Hobson says a high-fiber diet is not only good for the gut, but has also been associated with a reduced risk of heart disease, type 2 diabetes and some cancers.
However, he warns that the emergence of vegan alternatives to chocolate, fast food and meat means there are ‘many more opportunities for vegans to be less healthy.’
These options are ultra-processed and high in salt, sugar and fat, he says.
Instead of gorging on pasta and pizza, the Mediterranean diet contains plenty of fresh fruit, vegetables, and brain-healthy foods like fish and olive oil.
It has long been hailed as the secret that makes Italians and Spaniards live long, healthy lives and have low rates of obesity and diet-related diseases.
It has been linked to a reduced risk of heart disease, some cancers, and type 2 diabetes.

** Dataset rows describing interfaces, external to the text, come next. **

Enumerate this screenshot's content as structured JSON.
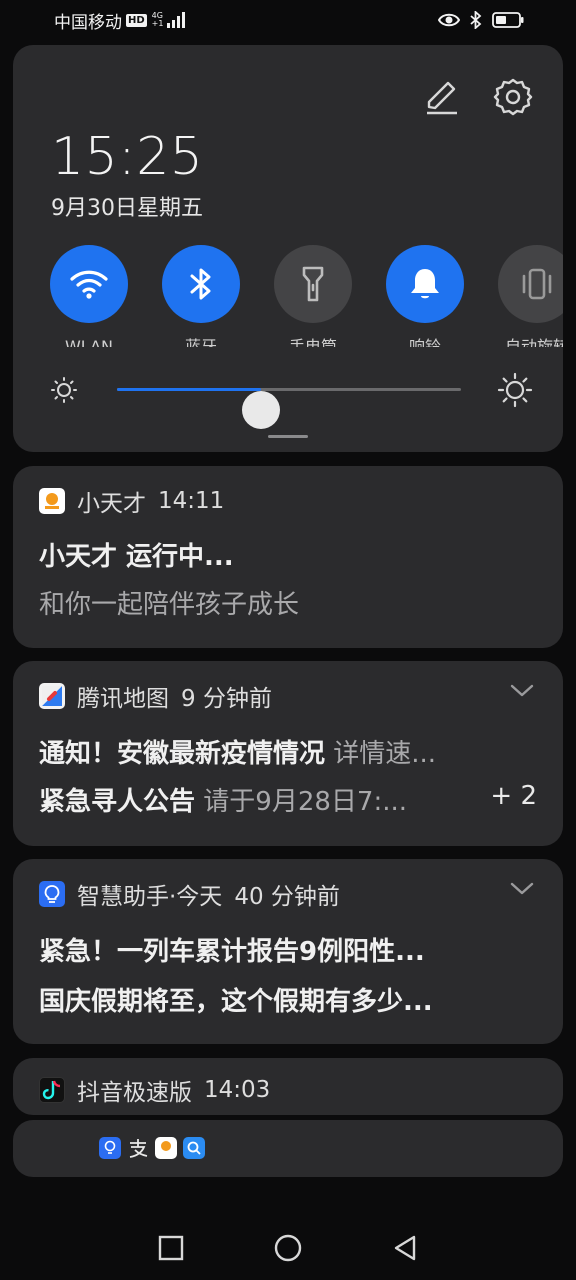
{
  "status_bar": {
    "carrier": "中国移动",
    "hd": "HD",
    "net_top": "4G",
    "net_bottom": "+1"
  },
  "quick_settings": {
    "time": "15:25",
    "date": "9月30日星期五",
    "toggles": [
      {
        "label": "WLAN",
        "icon": "wifi-icon",
        "on": true
      },
      {
        "label": "蓝牙",
        "icon": "bluetooth-icon",
        "on": true
      },
      {
        "label": "手电筒",
        "icon": "flashlight-icon",
        "on": false
      },
      {
        "label": "响铃",
        "icon": "bell-icon",
        "on": true
      },
      {
        "label": "自动旋转",
        "icon": "vibrate-icon",
        "on": false
      }
    ],
    "brightness_level": 0.42,
    "accent_color": "#1f73f0"
  },
  "notifications": [
    {
      "app": "小天才",
      "time": "14:11",
      "title": "小天才 运行中...",
      "body": "和你一起陪伴孩子成长"
    },
    {
      "app": "腾讯地图",
      "time": "9 分钟前",
      "line1_title": "通知！安徽最新疫情情况",
      "line1_sub": "详情速...",
      "line2_title": "紧急寻人公告",
      "line2_sub": "请于9月28日7:...",
      "more": "+ 2"
    },
    {
      "app": "智慧助手·今天",
      "time": "40 分钟前",
      "line1_title": "紧急！一列车累计报告9例阳性...",
      "line2_title": "国庆假期将至，这个假期有多少..."
    },
    {
      "app": "抖音极速版",
      "time": "14:03"
    }
  ],
  "collapsed_icons": [
    "assistant-icon",
    "alipay-icon",
    "xiaotiancai-icon",
    "search-icon"
  ]
}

That is why it is one of the most recommended by dieticians.
Hobson even goes so far as to say it’s the “perfect diet,” and research shows it’s a “gold standard way of eating.”
He adds that it contains a wide variety of foods and that the diet can also be adapted to a plant-based way of eating.
“I would be more inclined to recommend a Mediterranean diet, as the scientific evidence is stronger in favor of this approach,” Dr. Mellor said.
But he warns against consuming too much pasta, bread and risotto and instead opting for cereals and barley.
He said: “A traditional Mediterranean diet is based on the fresh, minimally processed foods available – perhaps when we try to follow it, we opt for the less healthy versions with added fat, salt and sugar.”
‘For example, adding garlic bread to your lasagna.
“I encourage people to think about simple dishes made from plants, such as salads and vegetables, and adapt them to locally available foods, such as eating pearl barley instead of risotto rice.”